Get ready for the DC-based earnings excuses
Rightly or wrongly, a bevy of companies are likely to blame weak fourth quarter earnings on the government shutdown and the debt ceiling debate.
In third quarter earnings commentary and guidance, several companies in a wide swath of industries have outright warned that the D.C. situation would impact fourth quarter earnings, or at least remarked that it added a measure of uncertainty. And some, such as Stanley Black & Decker and Linear Technology, have lowered their fourth quarter guidance, partially as a result of what happened in Washington.
Companies are "setting the table," said FactSet senior earnings analyst John Butters. Bringing up the government's potential impact now allows management to say "Look, we pointed this out as a potential concern early in the quarter, and now it's happening."
Only a few companies have blamed third quarter weakness on Washington, and with good reason—the shutdown started on Oct. 1, just after the quarter ended.
But after Citigroup missed earnings expectations, CEO Mike Corbat included the D.C. situation on a laundry list of problems, saying on the earnings call that "our results reflect a challenging operating environment, including the slowdown in client activity based on uncertainty regarding Fed tapering, concerns about the effect of a U.S. government shutdown, and forecasts for slowing economic growth, particularly in the emerging markets."
For many companies, "uncertainty" has been the key word.
On Family Dollar's October earnings call, CEO Howard Levine said: "The way I think about these kind of things is, it's just not a help to consumer confidence. The threat of the shutdown, the uncertainty regarding some of the government assistance … the uncertainty around job growth are very real to our consumer every day."
Similarly, on homebuilder Lennar's late September earnings call, CEO Stuart Miller remarked: "There have been, and still are, economic and political uncertainties ahead that will affect and bring questions to the futures of housing. The pending debt ceiling debate, the future of the taper discussion and the international swirl around Syria and the Middle East will all produce bumps in the housing recovery road."
Wells Fargo CFO Timothy Sloan struck a similar tone on the bank's earnings call: "I would say it's a little bit too soon to gauge the impact as to ... how consumers and our commercial customers are going to react to what's going on or not going on in Washington."
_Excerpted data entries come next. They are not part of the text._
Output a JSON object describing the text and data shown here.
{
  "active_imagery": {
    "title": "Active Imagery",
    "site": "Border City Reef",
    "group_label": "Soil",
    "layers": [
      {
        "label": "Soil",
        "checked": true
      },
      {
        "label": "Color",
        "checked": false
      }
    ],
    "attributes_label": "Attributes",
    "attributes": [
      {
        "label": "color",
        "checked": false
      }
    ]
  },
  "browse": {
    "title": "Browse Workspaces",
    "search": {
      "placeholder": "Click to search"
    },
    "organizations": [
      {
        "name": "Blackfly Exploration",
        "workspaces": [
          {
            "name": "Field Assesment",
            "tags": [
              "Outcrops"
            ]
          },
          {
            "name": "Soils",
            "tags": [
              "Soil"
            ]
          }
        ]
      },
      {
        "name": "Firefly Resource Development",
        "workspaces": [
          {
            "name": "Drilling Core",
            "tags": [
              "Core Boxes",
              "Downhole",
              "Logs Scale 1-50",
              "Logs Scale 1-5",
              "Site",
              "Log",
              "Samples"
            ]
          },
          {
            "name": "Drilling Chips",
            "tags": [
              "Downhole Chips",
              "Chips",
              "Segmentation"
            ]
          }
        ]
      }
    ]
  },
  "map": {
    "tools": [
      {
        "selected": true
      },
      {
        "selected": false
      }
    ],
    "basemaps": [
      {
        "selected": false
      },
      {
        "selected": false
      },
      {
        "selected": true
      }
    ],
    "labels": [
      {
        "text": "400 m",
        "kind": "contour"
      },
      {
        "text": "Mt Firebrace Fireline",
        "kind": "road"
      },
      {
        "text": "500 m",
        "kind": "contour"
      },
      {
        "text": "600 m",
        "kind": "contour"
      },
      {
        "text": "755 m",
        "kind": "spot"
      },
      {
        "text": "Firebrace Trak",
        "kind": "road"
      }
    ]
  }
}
The table, then, has been set. And if any of these companies—or the many others that are likely to bring up D.C. uncertainty in their own upcoming earnings commentary—come up short in the fourth quarter, investors and analysts should expect to hear even more about "D.C. drag" on the next conference call.